  1. Thanks for this. Honestly-- I think I was on my way out the door when God called me to ministry. Seminary gave me the space to doubt, which kind of surprises me, looking back.

    1. Doubt is at times divinely ordained for God's accomplishing something needful in deepening one's relationship with Him, (and/or with others), a deepening that could not have been accomplished any other way. But please do not ask me to clarify the details and subtleties. Each person is unique, and as such, God is accomplishing a unique depth of relationship with each. The thing to remember is that not all doubt is failure. Some doubt is divinely ordained, and functions to bring one to the richer fulfillment in Him (and in Him with one another), to what He has made and sustains us for, corporately, and at a deeply personal and private level in receiving the name on the white stone (Rev 2:17).

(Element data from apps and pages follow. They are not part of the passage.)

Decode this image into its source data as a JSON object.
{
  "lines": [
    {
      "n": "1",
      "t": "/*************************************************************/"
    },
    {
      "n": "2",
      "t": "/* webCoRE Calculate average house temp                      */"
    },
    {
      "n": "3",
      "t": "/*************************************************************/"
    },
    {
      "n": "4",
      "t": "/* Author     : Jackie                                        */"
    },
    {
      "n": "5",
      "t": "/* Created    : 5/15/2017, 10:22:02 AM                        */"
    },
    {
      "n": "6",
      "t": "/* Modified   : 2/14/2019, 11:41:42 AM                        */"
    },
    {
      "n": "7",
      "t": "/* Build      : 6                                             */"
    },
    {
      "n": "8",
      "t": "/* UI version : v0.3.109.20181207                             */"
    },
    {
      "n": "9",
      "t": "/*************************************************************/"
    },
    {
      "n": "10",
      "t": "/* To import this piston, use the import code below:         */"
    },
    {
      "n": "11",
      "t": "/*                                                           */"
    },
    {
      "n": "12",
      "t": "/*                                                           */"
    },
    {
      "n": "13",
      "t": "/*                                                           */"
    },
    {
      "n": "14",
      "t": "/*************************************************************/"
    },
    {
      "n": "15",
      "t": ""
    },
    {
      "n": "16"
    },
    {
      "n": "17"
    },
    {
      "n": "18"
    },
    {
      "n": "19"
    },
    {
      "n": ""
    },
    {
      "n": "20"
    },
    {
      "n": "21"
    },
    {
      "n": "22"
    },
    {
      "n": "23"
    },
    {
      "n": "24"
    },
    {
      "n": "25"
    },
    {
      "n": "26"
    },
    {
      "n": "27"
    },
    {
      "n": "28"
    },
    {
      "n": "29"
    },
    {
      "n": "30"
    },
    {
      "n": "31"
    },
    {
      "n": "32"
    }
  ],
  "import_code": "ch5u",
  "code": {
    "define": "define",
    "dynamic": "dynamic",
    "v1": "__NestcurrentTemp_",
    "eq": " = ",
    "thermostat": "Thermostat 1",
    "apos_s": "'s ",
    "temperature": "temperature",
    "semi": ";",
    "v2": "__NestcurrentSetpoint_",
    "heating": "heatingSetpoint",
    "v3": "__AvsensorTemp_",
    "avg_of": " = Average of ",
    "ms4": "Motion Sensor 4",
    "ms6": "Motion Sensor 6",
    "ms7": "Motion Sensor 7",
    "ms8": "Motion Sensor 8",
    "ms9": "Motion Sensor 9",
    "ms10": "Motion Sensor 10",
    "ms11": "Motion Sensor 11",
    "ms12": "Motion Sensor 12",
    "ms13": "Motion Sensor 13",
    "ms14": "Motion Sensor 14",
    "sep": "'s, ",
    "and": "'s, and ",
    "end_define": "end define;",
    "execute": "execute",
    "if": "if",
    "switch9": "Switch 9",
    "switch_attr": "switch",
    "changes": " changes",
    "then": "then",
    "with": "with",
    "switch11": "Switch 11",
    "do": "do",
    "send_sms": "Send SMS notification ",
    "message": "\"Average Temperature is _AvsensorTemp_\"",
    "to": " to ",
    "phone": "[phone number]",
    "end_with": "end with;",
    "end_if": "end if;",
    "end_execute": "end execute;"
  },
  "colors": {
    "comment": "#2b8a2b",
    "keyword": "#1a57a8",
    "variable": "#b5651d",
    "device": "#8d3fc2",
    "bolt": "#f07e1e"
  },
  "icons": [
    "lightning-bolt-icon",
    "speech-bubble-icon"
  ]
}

      With some doubt being so divinely ordained toward enduring living fulfillment, and other doubt being that other sort of which we are not so desirous to own, the question is begged of how to know the difference between the two. And that may well be one of the reasons for the good sort of doubt, to grow us more deeply into where the answer is to be found. Simply knowing there is a good sort of doubt, one that God divinely ordains, is an essential understanding that some continue to resist.

      Of course, all that being said does not mean that some are not leaving churches for wrong reasons, or attending for wrong reasons. Is the answer to be found in my thinker? I doubt it. 8^)

    2. Although a what, when, where, why, and how might be part of the path to the answer, the culmination of meaning and (present active) fulfillment is going to be found in a *Who*. 8^)

  2. I left the church back in 1988... I found them to be intolerant, bigoted, holier than thou, condemning, etc etc... Thankfully, I found the United Church of Christ and have since "returned".